Nobody tells you anything anymore.
You no longer sleep at night. You stay up counting. One to one hundred.
You keep count of the rumours. Someone mentioned at the well that Isi was pregnant. Would it be her first or second baby? There was a pregnancy rumour once but Abhulimhen told you she had miscarried. You wept for days after. Remembering your own five miscarriages, you prayed for weeks, that Isi be freed from such pain. It’s hard to be sure, Abhulimhen lies about his own name sometimes.
You try to keep count of your great grandchildren.
Isi had a boy. Eromosele.
No, Isi had a girl, Ebosetale.
Isi had a baby.
They called yours a madness of numbers. What else does one title such a thing? Every day you sat outside for an hour, counting. One time in Esan, the other in English. Okpa, Eva, One, Two.
Isi had a boy. Eromosele.
No, Isi had a girl, Ebosetale.
One boy.
Two Girls.
Three great grandchildren.
These days, you forget what comes after four.

A Little


A little self-love
A little pain
Hang up the boxing gloves
It’s no use preparing for a fight
You done already lost
Clear out the dresser
It’s no use putting make up
On a wounded soul
Lie there
Arms wrapped around yourself
Remember that?
The feel of your own embrace
How close to God you feel
Right after you’ve cried rivers

I Dream of a Boy


I dream of a boy
A frail boy
With limbs like a bird’s
A boy to snap in two

I dream of a boy
Head looking like a teacup
See my boy has but one ear
The other, I talked off

I dream of a boy
Palms rough as a metal sponge
Scrubbing away at burnt pots
With me, for me

I dream of a boy
That’s all edges and no curves
Breakable and not bendable
Breaking only for me

I dream of a boy
His soul buried up up in my attic
His body, sleeping in my bed
His mind, wandering somewhere in Yaba

I dream of a boy
With one million teeth
Fighting to fit in his mouth
His mouth constantly open from the struggle

I dream of a boy
Whose sense of beauty
Starts with my face
And ends with my feet

I dream of a boy
A blind boy
Seeing only what I allow him
Knowing only what I let him

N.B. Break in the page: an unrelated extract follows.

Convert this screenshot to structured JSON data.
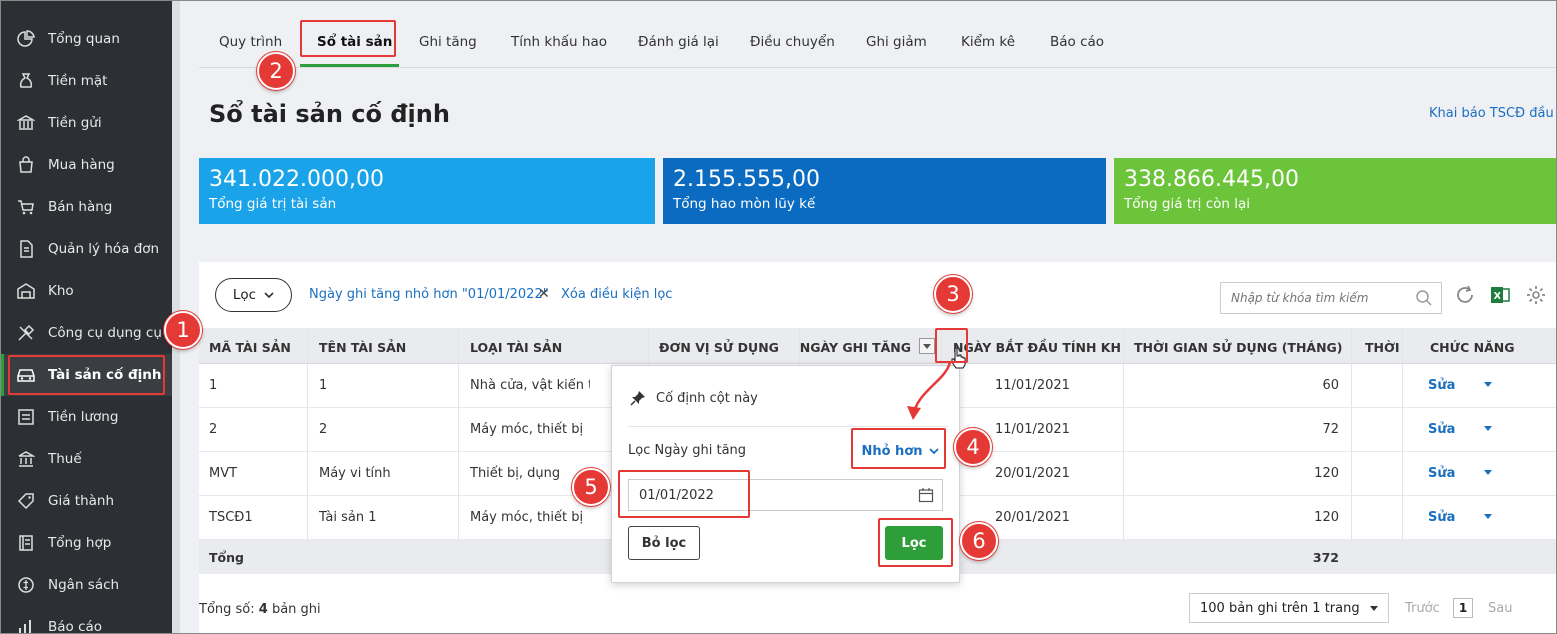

I dream of a boy
That’s mine only
Torn from mother brother
Having no father

I dream of a boy
That’s just like me
Beyond any sort of repair